++++ Material shown ++++
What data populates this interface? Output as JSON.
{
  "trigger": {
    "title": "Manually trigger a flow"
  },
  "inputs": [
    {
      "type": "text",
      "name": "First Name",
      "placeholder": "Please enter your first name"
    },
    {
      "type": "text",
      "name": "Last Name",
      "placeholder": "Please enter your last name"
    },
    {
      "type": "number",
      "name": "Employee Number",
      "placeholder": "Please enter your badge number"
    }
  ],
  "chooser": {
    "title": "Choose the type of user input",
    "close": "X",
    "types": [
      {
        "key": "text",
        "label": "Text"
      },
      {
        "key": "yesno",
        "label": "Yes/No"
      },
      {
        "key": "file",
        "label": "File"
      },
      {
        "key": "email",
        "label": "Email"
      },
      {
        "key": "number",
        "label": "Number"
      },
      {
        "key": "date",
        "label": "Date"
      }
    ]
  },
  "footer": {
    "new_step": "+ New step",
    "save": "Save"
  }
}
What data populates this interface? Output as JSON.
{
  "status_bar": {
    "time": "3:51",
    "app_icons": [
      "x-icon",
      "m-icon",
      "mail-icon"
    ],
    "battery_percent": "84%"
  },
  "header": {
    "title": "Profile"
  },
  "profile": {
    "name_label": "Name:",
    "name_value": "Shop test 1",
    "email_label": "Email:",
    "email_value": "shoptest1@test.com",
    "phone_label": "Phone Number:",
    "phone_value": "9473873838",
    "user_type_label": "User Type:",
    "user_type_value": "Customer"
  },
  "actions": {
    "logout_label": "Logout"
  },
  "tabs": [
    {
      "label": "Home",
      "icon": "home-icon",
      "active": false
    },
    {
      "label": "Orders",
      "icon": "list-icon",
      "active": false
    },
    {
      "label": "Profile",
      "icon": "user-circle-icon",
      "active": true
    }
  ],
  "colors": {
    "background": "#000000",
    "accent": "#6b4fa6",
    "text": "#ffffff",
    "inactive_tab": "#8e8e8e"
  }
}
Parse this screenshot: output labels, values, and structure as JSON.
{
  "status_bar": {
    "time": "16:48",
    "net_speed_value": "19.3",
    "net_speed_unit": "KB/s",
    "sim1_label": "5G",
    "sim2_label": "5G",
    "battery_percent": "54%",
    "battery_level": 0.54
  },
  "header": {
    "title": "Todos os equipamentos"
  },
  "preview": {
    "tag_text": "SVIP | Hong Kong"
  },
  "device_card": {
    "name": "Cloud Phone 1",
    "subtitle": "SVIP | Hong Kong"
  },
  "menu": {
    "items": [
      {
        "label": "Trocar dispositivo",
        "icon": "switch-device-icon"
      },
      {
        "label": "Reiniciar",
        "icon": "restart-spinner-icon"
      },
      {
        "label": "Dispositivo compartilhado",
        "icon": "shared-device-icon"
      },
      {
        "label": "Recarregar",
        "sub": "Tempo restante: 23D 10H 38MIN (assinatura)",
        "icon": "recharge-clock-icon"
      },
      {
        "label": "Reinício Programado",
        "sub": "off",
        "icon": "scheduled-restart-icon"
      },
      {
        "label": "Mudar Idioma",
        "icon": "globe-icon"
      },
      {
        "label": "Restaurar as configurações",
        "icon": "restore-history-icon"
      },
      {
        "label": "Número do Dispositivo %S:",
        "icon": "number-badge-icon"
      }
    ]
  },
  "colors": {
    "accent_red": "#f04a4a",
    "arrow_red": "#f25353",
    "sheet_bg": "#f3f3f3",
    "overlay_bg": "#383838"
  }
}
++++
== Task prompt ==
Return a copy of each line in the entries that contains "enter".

== Solution to this problem ==
      "placeholder": "Please enter your first name"
      "placeholder": "Please enter your last name"
      "placeholder": "Please enter your badge number"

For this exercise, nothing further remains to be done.